out of step with any basic common good.

In Sunday School I was made to draw whales
and Joshua, and walls falling, and asses
bearing Joseph and his wife on to that famous
manger. Meanwhile, inside the real place,

where adults sat dutiful and bored, anger
mingled with information about Dead scrolls
and long-winded journeys through Palestine
in bussess; the dust whipped up by those tours

seemed to whirl, then settle, in the pews.
Not words, nor deeds, or even well-baked goods
brought me inner satisfaction, although book sales
held some amazing bargains: James Bonds

for less than a comic; the Ladies hoarded the best
for themselves, so when the doors opened at Nine,
already the valuable stuff was gone, the poor
wandering though left-over left-overs in stalls.

And so it went. Sharing and the Samaritan, ditched,
and all the promises meant to be kept, abbreviated
by suburban standards and the Reformation.
The streets the houses of these Christians stood on

were wide, with lawns, and Dutch Elms that spread
until, one year (in ’76) they all got sick, failed
then were cut down by contractors from the city,
until the avenues were stumped and empty overhead.

More science than allegory, this true fact
still signals a radiating mood about my childhood:
it died where it stood, for all the stone buildings standing tall.
Post a Comment

Popular posts from this blog

AMERICA PSYCHO

According to the latest CBS, ABC, etc, polls, Clinton is still likely to beat Trump - by percentile odds of 66% to 33% and change. But the current popular vote is much closer, probably tied with the error of margin, around 44% each. Trump has to win more key battleground states to win, and may not - but he is ahead in Florida...

We will all know, in a week, whether we live in a world gone madder, or just relatively mad.

While it seems likely calmer heads will prevail, the recent Brexit win shows that polls can mislead, especially when one of the options is considered a bit embarrassing, rude or even racist - and Trump qualifies for these, at least.

If 42-45% of Americans admit they would vote for Trump, what does that say about the ones not so vocal? For surely, they must be there, as well. Some of the undecided will slide, and more likely they will slide to the wilder and more exciting fringe candidate. As may the libertarians.

Eyewear predicts that Trump will just about manage to win th…

DANGER, MAN

Like a crazed killer clown, whether we are thrilled, horrified, shocked, or angered (or all of these) by Donald Trump, we cannot claim to be rid of him just yet. He bestrides the world stage like a silverback gorilla (according to one British thug), or a bad analogy, but he is there, a figure, no longer of fun, but grave concern.

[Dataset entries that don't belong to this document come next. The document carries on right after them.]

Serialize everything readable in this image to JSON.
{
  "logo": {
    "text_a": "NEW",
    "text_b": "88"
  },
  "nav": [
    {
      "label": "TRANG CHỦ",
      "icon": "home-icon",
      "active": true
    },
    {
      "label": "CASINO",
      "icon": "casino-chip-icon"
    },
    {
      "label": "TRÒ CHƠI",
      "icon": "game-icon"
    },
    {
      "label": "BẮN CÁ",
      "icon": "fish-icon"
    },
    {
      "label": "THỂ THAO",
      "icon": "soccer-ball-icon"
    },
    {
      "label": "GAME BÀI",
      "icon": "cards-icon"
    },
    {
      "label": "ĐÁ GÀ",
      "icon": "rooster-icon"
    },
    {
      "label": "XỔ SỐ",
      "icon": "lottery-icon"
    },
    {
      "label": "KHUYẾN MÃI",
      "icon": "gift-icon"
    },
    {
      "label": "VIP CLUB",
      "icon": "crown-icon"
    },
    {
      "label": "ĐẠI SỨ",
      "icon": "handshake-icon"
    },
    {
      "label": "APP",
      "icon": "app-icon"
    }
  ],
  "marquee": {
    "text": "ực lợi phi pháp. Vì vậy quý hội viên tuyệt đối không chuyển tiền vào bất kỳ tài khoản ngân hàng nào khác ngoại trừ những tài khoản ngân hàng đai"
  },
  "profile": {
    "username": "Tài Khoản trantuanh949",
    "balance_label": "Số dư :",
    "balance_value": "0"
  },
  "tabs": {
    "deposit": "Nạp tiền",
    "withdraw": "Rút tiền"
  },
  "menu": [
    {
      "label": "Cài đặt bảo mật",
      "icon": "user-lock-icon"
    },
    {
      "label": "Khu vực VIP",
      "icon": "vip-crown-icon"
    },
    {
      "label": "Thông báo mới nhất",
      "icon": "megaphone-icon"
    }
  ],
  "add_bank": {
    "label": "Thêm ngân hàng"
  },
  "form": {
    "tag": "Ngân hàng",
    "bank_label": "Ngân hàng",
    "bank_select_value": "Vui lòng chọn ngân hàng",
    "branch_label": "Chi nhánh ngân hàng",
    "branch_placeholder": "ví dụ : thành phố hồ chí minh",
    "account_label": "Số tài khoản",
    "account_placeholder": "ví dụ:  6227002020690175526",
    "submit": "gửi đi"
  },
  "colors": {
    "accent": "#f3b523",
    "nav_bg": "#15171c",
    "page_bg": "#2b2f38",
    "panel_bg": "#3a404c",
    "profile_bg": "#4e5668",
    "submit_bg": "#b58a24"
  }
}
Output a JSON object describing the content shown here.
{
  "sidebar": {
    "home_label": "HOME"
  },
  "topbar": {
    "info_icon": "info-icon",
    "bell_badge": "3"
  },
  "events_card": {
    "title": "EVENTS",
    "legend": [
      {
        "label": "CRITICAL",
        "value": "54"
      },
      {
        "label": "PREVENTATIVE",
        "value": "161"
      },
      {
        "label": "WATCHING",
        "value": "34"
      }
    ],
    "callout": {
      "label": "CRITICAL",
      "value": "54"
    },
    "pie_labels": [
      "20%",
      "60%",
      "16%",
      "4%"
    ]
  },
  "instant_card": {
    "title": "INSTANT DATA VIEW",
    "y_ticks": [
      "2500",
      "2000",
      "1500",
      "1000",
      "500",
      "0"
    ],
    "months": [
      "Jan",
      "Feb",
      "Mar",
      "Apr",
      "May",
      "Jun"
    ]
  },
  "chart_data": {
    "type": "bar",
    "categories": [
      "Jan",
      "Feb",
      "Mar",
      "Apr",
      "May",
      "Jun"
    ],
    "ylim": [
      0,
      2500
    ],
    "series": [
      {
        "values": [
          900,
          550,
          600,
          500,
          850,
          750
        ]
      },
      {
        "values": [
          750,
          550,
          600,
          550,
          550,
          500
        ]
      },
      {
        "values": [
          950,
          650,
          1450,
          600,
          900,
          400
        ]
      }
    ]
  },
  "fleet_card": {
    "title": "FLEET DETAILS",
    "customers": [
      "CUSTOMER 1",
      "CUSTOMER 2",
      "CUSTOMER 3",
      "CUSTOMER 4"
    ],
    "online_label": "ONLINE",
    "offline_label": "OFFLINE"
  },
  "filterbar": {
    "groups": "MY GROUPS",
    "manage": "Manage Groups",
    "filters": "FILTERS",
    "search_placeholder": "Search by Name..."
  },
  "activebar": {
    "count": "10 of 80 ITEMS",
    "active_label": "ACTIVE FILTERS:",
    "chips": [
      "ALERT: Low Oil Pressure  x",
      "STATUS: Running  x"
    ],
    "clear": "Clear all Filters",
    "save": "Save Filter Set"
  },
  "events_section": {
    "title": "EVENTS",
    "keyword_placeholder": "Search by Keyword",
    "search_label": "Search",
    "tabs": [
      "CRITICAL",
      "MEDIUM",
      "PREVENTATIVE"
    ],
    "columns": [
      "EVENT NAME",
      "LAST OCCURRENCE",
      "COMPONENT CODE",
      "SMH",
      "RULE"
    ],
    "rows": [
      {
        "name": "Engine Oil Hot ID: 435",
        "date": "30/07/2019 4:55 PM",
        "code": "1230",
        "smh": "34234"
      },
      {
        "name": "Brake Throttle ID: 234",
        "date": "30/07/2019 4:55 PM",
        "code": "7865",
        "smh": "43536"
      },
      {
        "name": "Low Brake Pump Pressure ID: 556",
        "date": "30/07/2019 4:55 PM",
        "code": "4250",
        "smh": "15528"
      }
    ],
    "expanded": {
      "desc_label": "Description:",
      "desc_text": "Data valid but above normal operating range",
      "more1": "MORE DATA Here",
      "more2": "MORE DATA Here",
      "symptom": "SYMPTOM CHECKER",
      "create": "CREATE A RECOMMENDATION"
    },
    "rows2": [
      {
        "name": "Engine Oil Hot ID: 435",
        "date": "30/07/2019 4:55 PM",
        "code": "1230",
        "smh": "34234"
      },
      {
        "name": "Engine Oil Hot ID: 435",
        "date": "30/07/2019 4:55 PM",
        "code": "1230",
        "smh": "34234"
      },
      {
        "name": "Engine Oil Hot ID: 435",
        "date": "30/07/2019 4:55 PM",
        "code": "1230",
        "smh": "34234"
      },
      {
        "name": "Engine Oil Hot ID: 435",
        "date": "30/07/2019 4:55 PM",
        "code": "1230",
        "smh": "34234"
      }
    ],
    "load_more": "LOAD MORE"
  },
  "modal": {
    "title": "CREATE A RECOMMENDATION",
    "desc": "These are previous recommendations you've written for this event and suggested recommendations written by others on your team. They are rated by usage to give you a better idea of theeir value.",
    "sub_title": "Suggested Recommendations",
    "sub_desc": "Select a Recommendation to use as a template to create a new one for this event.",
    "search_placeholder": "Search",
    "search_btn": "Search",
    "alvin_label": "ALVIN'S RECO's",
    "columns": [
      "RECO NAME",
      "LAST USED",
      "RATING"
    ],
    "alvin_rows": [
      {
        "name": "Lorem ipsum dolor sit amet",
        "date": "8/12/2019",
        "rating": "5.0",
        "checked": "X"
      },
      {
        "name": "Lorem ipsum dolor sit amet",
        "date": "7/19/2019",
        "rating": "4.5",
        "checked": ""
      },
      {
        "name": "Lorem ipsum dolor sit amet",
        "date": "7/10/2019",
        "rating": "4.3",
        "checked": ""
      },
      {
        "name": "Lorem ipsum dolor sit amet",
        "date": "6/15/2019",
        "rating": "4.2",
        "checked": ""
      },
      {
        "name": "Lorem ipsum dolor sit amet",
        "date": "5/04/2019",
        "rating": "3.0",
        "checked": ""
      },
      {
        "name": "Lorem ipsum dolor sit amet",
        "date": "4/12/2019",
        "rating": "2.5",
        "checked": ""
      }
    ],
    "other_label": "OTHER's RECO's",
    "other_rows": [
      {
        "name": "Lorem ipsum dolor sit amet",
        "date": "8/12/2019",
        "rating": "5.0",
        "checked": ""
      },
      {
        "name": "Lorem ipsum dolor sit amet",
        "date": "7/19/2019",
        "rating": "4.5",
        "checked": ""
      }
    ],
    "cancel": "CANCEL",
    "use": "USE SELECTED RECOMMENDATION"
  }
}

There has long been a history of misogynistic behaviour in American gangster culture - one thinks of the grapefruit in the face in The Public Enemy, or Sinatra throwing a woman out of his hotel room and later commenting he didn't realise there was a pool below to break her fall, or the polluted womb in Pacino'sScarface... and of course, some gangsta rap is also sexist.  American culture has a difficult way with handling the combined aspects of male power, and male privilege, that, especially in heteronormative capitalist enclaves, where money/pussy both become grabbable, reified objects and objectives (The Wolf of Wall Street for instance), an ugly fus…

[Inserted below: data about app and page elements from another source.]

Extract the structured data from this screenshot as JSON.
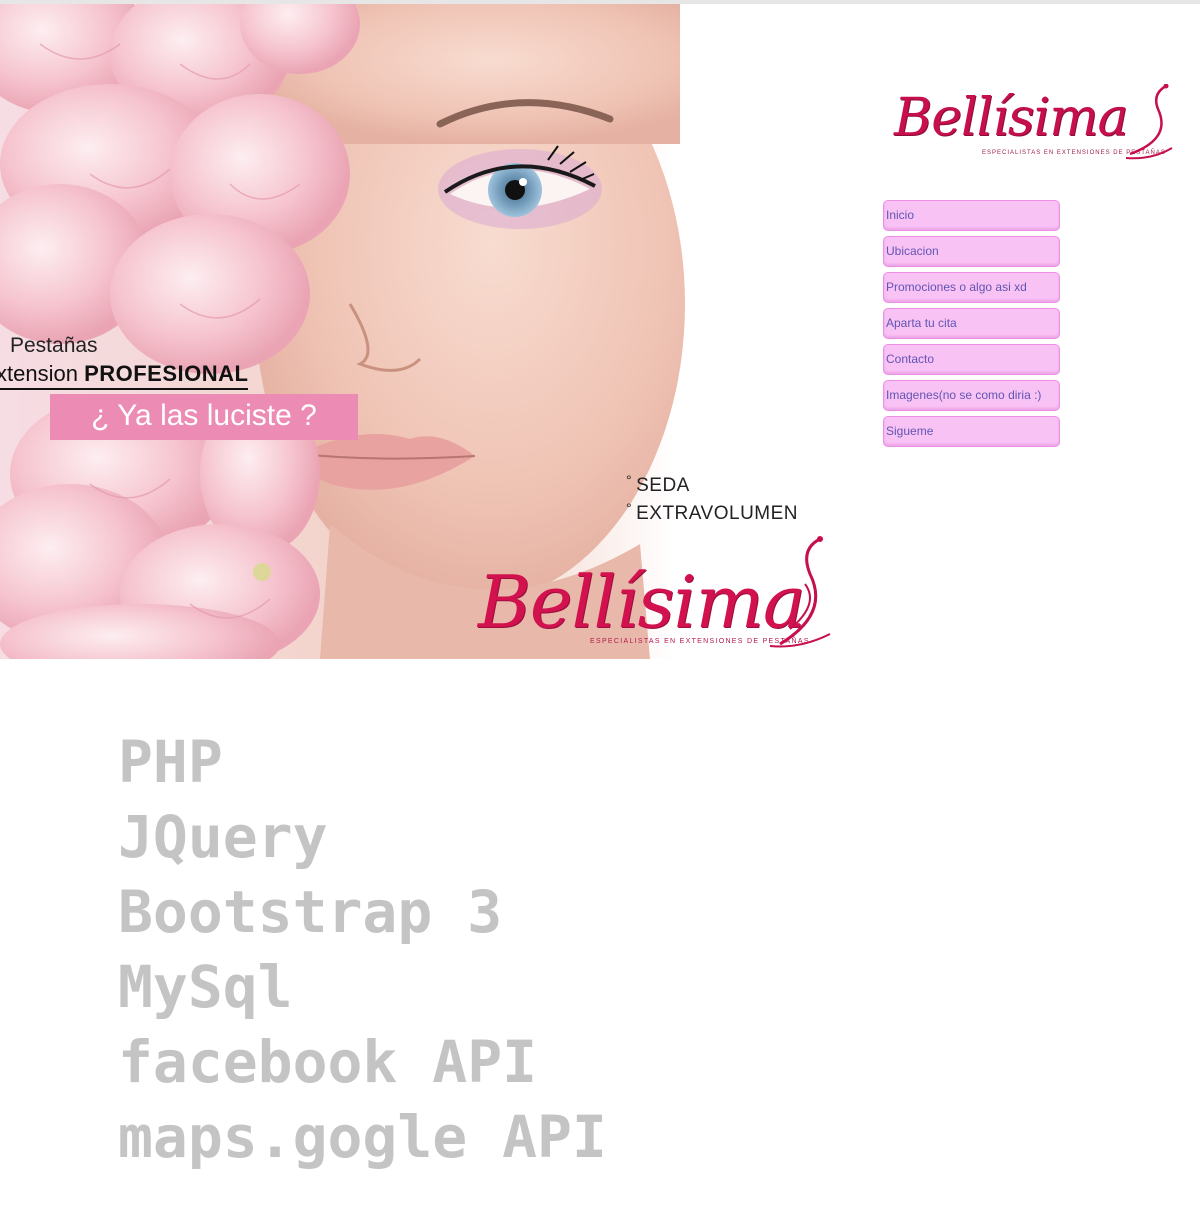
{
  "hero": {
    "line1": "Pestañas",
    "line2_prefix": "xtension ",
    "line2_bold": "PROFESIONAL",
    "callout": "¿ Ya las luciste ?",
    "bullets": [
      "SEDA",
      "EXTRAVOLUMEN"
    ],
    "bullet_glyph": "°",
    "logo_text": "Bellísima",
    "logo_tagline": "ESPECIALISTAS EN EXTENSIONES DE PESTAÑAS"
  },
  "brand": {
    "logo_text": "Bellísima",
    "tagline": "ESPECIALISTAS EN EXTENSIONES DE PESTAÑAS",
    "color": "#c70f4e"
  },
  "nav": {
    "items": [
      {
        "label": "Inicio"
      },
      {
        "label": "Ubicacion"
      },
      {
        "label": "Promociones o algo asi xd"
      },
      {
        "label": "Aparta tu cita"
      },
      {
        "label": "Contacto"
      },
      {
        "label": "Imagenes(no se como diria :)"
      },
      {
        "label": "Sigueme"
      }
    ],
    "bg_color": "#f9c2f5",
    "text_color": "#6155b2"
  },
  "stack": {
    "items": [
      "PHP",
      "JQuery",
      "Bootstrap 3",
      "MySql",
      "facebook API",
      "maps.gogle API"
    ],
    "color": "#c4c4c4"
  }
}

OSCAR SMOSHCAR

The Oscars - Academy Awards officially - were once huge cultural events - in 1975, Frank Sinatra, Sammy Davis Jr, Shirley MacLaineandBob Hope co-hosted, for example - and Best Picture noms included The Conversation and Chinatown. Godfather Part 2 won. Last two years, movies titled Birdman and Spotlight won, and the hosts and those films are retrospectively minor, trifling. This year, some important, resonant films are up for consideration - including Hidden Figures and Moonlight, two favourites of this blog. Viola Davis and Denzel Washington will hopefully win for their sterling performances in Fences. However, La La Land - the most superficial and empty Best Picture contender since Gigi in 1959 (which beat Vertigo) - could smite all comers, and render this year's awards historically trivial, even idiotic.

The Oscars often opt for safe, optimistic films, or safe, pessimistic films, that are usually about white men (less often, white women) finding their path to doing the right thin…